Renters have the freedom to move quickly and make impulsive lifestyle choices. If you aren’t sure you want to stay in the city where you currently live having the freedom to move when opportunity strikes is an advantage. Another consideration is job stability. Could you be relocated with little notice? Could you suddenly find yourself back on the job market? If so, renting makes sense.

But for many people, buying is a better choice. Although mortgage interest rates are no longer in the record lows, it is still cheaper to buy than rent in most parts of the country. For a comparison by area, visit the U.S. Department of Housing and Urban Development website.

When considering the advantages of buying a home, often the first things that come to mind are tax savings and investment. Homeowners can write-off property taxes and interest paid on a home loan. Renters have no similar tax write-off unless the rental home also serves as a place of business. Purchasing a home is also an investment in your future and a good first step toward retirement.

Additionally, buying a home brings a sense of stability that renting does not. Renters are not in control of their own housing destiny. Landlords can choose to raise the rent once a lease is up and there is little a renter can do besides agree to pay more or move. If you buy a home with a fixed mortgage rate your payment will only increase if property taxes or homeowner’s insurance increases. Landlords can also decide to sell the property with little warning or simply decide to no longer rent to you. Having to continuously move is expensive and exhausting.

Homeowners also have the ease of mind that comes with taking charge of your home environment. You can plant a garden or redesign the yard if you wish. You can paint the walls any shade that you desire and no one can dictate whether or not you can adopt a pet.

Despite the desire to own a home, the question of renting versus buying can be decided by factors outside one’s control. The tightened credit standards are challenging for young, first time buyers who have had little time to build a solid credit history and overcome credit mistakes. Entry level wages and student loan debt can also affect a first-time homebuyer’s ability to get a loan.

But, don’t be discouraged. First time homebuyers should meet with a financial planner or professional mortgage loan officer to discuss options. Approval is often easier to obtain than people think. With a little financial discipline and planning you can definitely reach your homeownership goals.

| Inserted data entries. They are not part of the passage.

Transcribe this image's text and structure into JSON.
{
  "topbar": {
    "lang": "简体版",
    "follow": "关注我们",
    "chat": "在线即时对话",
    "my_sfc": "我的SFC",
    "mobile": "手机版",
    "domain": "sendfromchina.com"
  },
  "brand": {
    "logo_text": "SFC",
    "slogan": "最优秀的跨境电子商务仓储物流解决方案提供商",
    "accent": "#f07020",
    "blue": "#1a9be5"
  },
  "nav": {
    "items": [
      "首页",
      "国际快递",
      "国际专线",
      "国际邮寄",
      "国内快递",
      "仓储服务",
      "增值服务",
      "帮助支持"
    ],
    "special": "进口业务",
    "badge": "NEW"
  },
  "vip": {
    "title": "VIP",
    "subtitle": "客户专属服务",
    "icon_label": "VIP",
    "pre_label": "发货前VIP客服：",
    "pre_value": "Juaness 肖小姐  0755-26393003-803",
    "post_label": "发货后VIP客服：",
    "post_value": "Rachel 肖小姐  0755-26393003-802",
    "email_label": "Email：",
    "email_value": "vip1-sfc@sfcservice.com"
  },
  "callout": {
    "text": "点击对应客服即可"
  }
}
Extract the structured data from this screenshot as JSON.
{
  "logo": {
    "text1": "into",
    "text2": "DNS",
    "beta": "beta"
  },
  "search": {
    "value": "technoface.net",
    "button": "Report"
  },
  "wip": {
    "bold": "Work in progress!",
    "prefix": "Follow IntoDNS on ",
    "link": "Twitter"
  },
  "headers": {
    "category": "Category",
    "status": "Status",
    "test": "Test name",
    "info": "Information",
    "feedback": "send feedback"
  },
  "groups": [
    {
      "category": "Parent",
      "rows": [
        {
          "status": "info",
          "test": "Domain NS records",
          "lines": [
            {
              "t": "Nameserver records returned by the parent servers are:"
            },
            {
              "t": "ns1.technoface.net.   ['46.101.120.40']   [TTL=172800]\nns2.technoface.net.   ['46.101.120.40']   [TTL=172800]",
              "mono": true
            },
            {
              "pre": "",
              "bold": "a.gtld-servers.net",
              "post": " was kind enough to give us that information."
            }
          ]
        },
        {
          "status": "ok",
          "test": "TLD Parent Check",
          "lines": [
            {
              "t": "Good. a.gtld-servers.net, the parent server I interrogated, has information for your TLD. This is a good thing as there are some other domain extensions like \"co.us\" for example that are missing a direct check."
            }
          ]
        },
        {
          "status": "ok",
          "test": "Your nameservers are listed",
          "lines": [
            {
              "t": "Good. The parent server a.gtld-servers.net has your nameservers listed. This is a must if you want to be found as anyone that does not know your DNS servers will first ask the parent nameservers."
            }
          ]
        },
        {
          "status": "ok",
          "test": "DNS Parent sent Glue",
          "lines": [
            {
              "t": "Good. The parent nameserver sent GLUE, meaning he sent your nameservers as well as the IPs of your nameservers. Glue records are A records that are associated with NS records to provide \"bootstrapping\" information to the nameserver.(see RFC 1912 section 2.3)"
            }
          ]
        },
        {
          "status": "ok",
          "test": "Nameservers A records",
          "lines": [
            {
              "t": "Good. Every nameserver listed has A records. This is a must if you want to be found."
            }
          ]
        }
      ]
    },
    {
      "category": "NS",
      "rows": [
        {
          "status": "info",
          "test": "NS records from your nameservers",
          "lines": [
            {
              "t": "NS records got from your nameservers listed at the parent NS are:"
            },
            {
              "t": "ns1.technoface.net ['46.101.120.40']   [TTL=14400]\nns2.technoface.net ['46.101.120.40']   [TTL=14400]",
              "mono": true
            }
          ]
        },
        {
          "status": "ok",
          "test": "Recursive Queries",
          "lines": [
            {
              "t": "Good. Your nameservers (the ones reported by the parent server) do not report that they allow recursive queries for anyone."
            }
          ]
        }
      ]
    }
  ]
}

Plus, if you are secure in your job and you do not plan to move within the next five years, buying can save you money in the long run. Owning a home for five years or more is a solid investment. Just remember to prepare for additional costs beyond the monthly payments. If something breaks, there is no landlord to fix it.

Home Ownership Was Warren Buffet’s Third Best Investment

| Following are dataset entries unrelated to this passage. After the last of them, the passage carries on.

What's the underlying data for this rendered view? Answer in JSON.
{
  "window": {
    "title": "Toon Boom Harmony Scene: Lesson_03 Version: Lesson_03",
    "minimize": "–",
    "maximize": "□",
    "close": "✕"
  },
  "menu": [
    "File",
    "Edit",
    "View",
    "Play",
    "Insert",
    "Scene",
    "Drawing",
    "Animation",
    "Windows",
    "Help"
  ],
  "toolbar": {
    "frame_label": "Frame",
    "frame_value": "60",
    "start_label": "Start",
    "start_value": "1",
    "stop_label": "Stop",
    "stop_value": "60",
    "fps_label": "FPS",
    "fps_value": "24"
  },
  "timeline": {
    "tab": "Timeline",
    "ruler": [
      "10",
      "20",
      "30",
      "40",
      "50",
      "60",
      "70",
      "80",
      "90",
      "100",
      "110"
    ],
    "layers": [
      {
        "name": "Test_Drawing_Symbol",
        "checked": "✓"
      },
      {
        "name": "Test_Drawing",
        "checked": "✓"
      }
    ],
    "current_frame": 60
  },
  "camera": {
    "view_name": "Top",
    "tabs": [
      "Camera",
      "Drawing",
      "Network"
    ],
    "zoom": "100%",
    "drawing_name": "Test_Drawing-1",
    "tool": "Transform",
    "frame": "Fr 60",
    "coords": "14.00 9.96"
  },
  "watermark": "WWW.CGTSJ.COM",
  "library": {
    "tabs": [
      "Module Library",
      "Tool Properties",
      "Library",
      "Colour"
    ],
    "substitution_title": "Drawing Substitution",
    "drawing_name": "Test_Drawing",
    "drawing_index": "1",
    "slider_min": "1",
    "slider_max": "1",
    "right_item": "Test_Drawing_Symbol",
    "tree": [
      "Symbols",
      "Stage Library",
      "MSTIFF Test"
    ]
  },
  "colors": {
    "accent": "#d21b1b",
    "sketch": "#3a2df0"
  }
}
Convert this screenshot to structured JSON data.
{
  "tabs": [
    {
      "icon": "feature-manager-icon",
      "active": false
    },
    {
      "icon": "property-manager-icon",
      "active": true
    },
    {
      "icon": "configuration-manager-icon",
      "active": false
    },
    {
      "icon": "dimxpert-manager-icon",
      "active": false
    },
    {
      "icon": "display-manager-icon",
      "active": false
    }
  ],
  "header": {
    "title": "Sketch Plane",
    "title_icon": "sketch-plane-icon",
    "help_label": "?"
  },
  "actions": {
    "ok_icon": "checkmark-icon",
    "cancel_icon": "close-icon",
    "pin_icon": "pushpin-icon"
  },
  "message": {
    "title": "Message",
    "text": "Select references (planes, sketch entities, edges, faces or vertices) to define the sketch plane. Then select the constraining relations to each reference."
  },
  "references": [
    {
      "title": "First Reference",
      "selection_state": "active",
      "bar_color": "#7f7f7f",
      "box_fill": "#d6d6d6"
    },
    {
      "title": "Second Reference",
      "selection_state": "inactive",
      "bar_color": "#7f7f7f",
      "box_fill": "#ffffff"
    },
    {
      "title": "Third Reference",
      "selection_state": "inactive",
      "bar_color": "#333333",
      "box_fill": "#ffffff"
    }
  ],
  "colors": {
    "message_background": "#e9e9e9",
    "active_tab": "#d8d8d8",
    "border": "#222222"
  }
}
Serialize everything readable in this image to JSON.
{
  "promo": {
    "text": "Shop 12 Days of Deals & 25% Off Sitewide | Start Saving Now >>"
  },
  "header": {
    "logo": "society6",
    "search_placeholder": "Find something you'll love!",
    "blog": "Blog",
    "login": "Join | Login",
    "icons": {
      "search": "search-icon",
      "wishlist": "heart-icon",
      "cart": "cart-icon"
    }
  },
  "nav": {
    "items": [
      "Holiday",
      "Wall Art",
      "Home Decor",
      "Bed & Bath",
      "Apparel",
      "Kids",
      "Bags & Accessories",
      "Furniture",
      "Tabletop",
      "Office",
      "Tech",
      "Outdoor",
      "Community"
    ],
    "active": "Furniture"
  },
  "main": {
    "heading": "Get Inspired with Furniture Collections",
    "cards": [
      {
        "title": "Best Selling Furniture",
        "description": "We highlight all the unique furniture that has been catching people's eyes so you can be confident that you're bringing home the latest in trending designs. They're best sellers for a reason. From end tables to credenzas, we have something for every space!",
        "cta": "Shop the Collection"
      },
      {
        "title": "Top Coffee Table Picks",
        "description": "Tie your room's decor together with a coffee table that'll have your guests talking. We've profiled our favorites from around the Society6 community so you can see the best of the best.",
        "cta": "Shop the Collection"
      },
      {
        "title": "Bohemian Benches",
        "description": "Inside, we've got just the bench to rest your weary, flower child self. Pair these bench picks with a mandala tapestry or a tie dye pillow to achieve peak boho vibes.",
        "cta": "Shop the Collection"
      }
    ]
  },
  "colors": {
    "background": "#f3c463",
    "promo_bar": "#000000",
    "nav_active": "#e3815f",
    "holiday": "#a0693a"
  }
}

While he has made thousands during his accomplished career, Warren Buffet, the CEO of Berkshire Hathaway, says his rather modest home was the third-best investment he ever made.

The house, which Buffet purchased more than 50 years ago for $31,500, is now valued at more than $660,000, which he calls proof that homeownership makes financial sense. His only better investments were two wedding rings.

Buffet is also somewhat optimistic about the future of the housing and mortgage markets. He said he expects to see signs of recovery within a year, as long as mortgage lenders return to common-sense lending.

“A house can be a nightmare if the buyer’s eyes are bigger than his wallet and if a lender – often protected by a government guarantee – facilitates his fantasy,” Buffett said. Adding that not everyone can actually afford “the house of their dreams.”

The government has taken over a large share of the mortgage market over the past few years. The Federal Housing Administration alone accounted for more than 20 percent of mortgage loans in 2009.

We’re proud to be in the business of helping Americans realize the dream of homeownership. After 14 years of business, we are now one of the top lenders in the country. A lot of our growth has come in the past few years, some of the most troublesome ever in the mortgage industry. We attribute that to the common sense lending tactics Mr. Buffet remarked on.